::: RECORDS FOR THIS TASK

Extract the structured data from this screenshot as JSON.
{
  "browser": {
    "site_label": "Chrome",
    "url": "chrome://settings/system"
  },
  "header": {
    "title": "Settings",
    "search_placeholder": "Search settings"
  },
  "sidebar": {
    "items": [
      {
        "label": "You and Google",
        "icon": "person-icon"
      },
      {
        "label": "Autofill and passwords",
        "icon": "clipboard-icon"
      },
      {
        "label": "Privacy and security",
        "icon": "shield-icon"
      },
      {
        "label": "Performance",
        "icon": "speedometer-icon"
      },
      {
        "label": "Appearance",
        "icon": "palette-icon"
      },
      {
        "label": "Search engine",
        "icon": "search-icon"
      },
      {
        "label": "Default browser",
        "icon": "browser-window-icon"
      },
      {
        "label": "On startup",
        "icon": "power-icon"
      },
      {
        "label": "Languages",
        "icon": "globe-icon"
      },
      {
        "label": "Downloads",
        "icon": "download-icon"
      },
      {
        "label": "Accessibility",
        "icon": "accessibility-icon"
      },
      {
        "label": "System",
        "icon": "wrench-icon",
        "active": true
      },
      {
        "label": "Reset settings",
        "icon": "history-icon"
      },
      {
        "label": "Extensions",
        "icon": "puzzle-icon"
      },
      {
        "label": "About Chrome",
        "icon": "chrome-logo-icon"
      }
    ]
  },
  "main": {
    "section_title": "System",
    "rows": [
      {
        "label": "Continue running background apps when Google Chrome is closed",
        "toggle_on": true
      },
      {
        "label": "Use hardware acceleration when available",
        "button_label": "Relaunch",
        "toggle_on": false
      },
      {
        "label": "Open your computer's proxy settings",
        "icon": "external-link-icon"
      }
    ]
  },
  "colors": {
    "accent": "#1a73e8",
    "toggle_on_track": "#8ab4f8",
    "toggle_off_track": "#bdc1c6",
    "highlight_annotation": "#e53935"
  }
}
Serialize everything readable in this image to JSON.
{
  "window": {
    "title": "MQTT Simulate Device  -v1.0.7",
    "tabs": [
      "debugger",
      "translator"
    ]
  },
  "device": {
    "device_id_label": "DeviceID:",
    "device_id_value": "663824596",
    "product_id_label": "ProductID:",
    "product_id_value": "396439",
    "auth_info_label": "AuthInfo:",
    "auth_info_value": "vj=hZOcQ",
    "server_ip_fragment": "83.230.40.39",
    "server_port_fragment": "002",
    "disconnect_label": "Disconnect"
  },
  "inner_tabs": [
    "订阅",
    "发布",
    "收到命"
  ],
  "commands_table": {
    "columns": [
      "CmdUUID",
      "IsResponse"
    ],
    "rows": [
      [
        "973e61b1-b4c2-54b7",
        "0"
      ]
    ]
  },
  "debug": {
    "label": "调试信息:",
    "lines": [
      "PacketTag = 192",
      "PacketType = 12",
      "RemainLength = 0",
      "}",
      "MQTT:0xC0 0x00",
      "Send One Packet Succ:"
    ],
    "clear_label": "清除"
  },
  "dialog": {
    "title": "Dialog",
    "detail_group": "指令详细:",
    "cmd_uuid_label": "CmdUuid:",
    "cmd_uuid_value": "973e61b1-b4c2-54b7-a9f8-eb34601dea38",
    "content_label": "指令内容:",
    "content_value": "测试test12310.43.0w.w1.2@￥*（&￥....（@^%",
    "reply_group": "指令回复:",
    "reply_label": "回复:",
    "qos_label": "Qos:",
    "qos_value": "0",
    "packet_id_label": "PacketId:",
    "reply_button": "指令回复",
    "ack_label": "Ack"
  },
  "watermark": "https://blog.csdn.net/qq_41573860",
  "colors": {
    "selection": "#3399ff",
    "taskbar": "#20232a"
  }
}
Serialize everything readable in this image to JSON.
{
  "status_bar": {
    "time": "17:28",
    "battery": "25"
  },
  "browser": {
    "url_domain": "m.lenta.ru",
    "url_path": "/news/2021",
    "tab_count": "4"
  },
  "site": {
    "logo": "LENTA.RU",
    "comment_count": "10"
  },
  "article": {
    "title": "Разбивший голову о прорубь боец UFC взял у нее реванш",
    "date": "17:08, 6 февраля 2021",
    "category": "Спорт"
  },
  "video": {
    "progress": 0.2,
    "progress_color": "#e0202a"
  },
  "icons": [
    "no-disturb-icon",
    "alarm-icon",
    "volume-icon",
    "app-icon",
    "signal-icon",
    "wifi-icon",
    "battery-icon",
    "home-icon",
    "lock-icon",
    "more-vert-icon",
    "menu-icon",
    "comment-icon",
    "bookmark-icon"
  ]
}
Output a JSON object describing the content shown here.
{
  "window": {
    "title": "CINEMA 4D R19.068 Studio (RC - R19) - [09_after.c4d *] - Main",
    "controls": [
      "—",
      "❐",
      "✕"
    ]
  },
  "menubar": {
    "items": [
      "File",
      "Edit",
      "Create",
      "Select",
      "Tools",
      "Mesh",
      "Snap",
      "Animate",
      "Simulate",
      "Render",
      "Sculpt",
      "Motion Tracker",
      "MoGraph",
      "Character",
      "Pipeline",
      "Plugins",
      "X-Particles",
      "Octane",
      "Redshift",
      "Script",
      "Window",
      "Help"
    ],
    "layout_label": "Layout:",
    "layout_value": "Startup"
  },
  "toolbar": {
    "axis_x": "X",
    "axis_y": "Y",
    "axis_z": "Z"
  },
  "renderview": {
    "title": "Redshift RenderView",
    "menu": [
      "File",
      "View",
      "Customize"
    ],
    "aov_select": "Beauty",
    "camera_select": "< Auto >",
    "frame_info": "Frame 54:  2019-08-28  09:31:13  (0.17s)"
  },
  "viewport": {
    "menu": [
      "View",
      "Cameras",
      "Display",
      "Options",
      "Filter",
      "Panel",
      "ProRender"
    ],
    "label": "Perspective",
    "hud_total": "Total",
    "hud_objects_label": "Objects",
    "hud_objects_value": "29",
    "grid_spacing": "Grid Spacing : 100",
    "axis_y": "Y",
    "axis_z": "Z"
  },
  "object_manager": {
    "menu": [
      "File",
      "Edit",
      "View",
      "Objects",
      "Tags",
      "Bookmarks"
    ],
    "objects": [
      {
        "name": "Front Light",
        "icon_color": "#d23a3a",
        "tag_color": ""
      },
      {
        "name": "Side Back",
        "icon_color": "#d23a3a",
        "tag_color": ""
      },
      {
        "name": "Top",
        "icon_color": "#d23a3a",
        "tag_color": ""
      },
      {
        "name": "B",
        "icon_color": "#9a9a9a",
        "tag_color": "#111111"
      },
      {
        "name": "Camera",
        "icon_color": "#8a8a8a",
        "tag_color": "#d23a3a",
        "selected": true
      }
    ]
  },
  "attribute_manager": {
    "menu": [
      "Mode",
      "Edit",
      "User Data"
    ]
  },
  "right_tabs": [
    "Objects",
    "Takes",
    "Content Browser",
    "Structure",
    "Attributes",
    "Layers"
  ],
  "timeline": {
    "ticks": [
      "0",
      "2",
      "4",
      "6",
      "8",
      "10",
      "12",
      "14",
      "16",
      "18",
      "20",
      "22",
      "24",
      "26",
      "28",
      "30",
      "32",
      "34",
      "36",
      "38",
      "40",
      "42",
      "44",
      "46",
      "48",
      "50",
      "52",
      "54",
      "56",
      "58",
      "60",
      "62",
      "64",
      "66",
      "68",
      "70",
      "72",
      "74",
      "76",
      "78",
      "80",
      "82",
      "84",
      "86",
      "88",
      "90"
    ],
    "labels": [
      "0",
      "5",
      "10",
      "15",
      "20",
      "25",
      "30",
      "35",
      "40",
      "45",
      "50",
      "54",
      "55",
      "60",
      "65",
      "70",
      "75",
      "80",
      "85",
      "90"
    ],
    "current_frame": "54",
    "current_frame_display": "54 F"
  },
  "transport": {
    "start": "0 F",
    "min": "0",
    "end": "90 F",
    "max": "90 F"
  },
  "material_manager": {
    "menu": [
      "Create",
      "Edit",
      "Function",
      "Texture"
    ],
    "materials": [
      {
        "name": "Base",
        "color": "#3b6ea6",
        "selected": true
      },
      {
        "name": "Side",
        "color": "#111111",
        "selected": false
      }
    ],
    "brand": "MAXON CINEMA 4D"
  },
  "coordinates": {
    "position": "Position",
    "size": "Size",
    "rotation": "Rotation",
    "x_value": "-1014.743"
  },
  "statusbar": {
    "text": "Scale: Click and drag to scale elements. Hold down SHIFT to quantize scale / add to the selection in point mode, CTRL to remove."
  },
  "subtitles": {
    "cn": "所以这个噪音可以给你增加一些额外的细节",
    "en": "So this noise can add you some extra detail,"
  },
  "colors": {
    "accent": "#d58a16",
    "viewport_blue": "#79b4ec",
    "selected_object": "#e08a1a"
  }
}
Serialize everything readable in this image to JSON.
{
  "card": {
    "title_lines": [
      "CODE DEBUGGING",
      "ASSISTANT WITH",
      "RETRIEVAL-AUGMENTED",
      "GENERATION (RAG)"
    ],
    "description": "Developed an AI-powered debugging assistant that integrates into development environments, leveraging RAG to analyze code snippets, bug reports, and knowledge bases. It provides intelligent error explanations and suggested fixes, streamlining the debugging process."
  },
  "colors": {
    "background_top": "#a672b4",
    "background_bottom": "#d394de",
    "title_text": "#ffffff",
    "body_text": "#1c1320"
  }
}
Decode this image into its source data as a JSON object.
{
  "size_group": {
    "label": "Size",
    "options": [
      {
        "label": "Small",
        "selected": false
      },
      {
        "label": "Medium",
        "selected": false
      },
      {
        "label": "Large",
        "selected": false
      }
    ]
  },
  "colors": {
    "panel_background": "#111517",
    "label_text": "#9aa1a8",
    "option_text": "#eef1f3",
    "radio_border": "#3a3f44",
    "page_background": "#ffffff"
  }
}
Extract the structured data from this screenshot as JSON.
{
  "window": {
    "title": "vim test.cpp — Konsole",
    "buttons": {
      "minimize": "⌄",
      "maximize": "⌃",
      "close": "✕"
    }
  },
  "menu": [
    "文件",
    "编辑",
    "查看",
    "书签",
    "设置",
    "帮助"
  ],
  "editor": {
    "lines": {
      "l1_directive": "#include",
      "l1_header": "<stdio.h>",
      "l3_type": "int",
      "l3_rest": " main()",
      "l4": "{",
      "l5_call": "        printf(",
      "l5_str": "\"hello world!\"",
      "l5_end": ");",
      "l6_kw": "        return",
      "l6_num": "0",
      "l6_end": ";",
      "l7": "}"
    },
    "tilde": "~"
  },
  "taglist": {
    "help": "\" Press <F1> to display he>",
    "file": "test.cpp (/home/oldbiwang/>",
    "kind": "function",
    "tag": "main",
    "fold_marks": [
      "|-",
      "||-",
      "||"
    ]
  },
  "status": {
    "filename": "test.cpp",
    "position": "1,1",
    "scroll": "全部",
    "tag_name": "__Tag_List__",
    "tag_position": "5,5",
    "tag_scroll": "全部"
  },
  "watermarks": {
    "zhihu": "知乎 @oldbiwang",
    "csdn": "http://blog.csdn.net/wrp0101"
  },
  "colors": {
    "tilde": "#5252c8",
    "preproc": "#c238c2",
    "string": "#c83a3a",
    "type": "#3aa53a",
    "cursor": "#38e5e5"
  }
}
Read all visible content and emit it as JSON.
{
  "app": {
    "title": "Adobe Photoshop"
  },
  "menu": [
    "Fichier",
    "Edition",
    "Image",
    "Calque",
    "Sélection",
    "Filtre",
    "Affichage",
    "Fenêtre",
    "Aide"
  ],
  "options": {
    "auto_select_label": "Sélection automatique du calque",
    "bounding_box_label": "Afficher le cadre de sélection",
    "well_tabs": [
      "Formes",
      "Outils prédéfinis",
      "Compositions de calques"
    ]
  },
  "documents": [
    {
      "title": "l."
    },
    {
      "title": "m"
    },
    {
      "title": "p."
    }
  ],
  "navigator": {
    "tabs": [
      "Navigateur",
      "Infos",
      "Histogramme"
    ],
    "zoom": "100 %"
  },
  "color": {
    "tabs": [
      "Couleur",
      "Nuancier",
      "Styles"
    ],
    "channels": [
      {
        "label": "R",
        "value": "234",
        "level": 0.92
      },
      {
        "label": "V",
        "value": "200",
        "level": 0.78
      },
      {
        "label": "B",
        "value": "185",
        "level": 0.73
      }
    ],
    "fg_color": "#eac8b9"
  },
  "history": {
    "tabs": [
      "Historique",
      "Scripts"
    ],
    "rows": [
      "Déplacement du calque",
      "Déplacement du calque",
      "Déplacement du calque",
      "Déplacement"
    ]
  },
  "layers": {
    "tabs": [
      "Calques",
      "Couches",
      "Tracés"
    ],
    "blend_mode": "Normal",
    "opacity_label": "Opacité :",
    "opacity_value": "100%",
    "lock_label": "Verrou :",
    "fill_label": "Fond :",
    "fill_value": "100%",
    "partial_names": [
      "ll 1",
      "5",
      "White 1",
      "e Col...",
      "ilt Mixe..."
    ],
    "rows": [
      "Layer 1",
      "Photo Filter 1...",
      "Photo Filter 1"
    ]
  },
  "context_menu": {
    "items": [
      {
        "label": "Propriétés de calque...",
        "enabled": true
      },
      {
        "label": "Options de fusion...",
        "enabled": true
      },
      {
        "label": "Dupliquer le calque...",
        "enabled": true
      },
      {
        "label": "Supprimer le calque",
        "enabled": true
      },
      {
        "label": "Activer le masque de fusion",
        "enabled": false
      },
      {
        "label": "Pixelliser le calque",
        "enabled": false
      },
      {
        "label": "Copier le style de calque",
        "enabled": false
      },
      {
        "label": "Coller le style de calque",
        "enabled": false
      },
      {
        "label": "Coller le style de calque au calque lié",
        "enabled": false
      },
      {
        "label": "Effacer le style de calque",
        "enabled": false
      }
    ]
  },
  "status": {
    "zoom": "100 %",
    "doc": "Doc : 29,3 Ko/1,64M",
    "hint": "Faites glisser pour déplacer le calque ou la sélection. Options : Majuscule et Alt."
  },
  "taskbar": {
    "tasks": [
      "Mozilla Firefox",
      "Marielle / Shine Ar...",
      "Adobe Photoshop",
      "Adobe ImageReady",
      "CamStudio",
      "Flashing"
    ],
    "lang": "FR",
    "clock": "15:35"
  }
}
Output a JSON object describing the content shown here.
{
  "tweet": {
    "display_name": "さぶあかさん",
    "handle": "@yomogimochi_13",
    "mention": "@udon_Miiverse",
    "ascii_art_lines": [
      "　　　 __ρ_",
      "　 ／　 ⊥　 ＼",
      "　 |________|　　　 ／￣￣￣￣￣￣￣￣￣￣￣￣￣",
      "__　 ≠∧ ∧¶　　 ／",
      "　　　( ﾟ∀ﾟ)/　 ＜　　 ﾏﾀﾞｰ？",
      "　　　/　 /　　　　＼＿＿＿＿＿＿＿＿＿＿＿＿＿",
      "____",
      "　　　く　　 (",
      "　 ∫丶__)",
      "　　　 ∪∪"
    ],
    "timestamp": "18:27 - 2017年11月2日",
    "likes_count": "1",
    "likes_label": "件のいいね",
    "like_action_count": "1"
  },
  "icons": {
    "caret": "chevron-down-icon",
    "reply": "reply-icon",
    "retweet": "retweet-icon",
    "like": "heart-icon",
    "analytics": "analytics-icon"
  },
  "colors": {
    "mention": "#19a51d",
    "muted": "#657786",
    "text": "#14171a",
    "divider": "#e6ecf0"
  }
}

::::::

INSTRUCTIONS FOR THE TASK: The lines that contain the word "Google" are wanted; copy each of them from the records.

PROBLEM SOLUTION:
        "label": "You and Google",
        "label": "Continue running background apps when Google Chrome is closed",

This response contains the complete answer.